Segment Open

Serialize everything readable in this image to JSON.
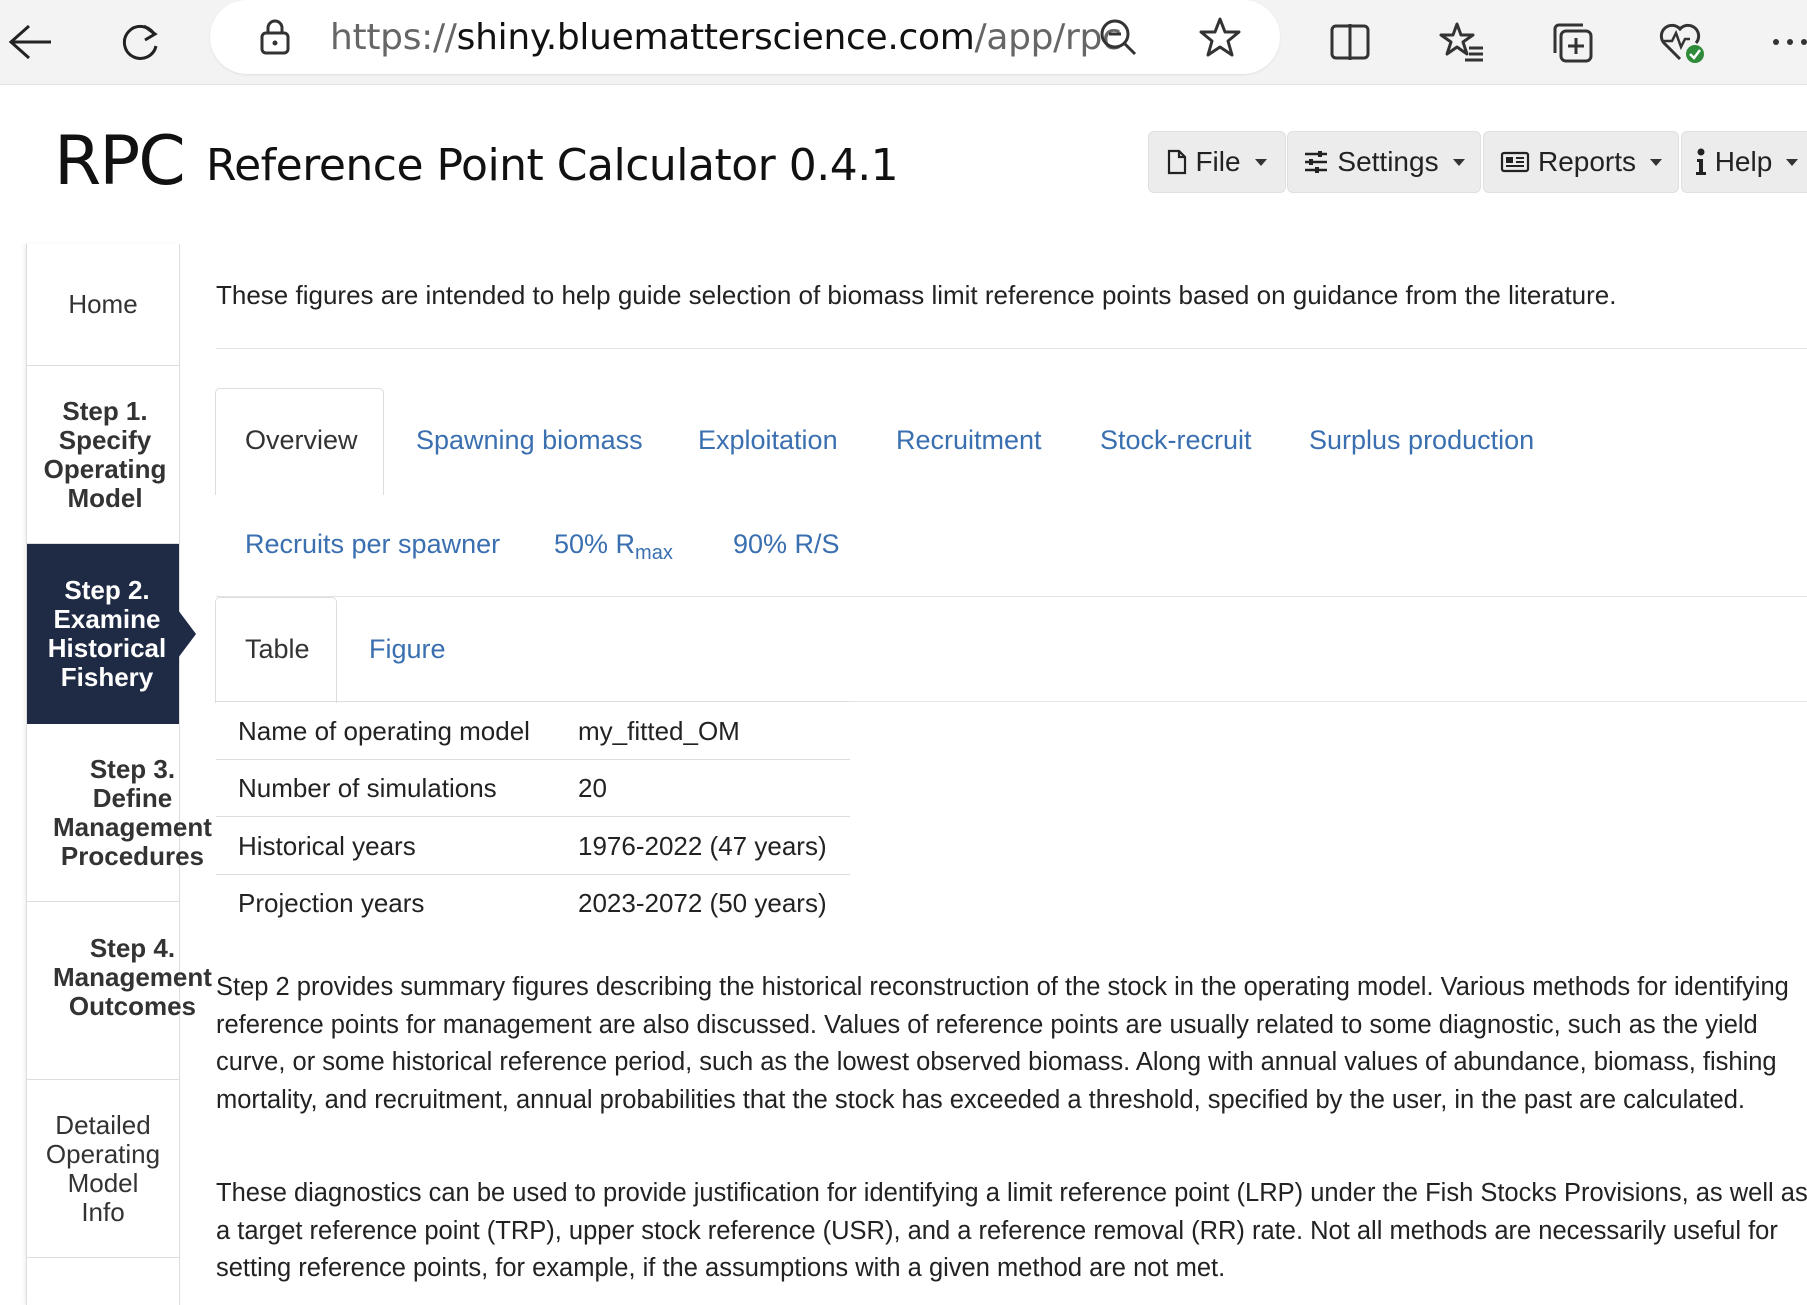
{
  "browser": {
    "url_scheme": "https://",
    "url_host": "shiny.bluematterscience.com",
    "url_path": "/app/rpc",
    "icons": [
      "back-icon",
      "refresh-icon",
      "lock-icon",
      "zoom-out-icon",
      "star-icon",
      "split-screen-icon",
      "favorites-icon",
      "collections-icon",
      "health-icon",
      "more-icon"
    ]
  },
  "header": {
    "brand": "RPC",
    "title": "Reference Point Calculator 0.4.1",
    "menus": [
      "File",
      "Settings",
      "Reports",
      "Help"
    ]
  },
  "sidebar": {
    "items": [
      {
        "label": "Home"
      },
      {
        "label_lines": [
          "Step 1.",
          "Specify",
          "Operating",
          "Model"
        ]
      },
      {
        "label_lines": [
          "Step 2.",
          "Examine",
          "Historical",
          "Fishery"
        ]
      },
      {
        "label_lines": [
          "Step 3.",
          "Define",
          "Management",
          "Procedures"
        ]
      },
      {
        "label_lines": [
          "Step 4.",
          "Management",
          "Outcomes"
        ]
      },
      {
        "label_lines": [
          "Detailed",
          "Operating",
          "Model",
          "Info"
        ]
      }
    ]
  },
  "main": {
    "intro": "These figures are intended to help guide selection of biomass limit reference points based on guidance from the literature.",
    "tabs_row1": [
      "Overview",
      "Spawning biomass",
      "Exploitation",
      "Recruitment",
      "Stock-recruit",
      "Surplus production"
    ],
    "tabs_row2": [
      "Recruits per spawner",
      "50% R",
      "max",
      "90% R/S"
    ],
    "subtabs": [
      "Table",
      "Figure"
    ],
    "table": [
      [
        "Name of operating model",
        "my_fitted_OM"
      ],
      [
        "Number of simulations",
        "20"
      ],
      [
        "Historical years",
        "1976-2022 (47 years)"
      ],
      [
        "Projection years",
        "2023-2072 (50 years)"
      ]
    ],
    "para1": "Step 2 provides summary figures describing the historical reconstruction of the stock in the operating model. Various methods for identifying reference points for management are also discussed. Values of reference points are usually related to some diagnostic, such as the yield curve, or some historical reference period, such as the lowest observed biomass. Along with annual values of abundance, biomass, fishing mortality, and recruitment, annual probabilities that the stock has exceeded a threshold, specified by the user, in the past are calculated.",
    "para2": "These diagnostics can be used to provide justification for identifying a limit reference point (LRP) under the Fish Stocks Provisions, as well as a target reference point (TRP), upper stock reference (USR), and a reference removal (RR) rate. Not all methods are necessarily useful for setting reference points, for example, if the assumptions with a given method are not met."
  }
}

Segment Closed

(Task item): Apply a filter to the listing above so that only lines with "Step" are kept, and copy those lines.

(Expected output):
          "Step 1.",
          "Step 2.",
          "Step 3.",
          "Step 4.",
    "para1": "Step 2 provides summary figures describing the historical reconstruction of the stock in the operating model. Various methods for identifying reference points for management are also discussed. Values of reference points are usually related to some diagnostic, such as the yield curve, or some historical reference period, such as the lowest observed biomass. Along with annual values of abundance, biomass, fishing mortality, and recruitment, annual probabilities that the stock has exceeded a threshold, specified by the user, in the past are calculated.",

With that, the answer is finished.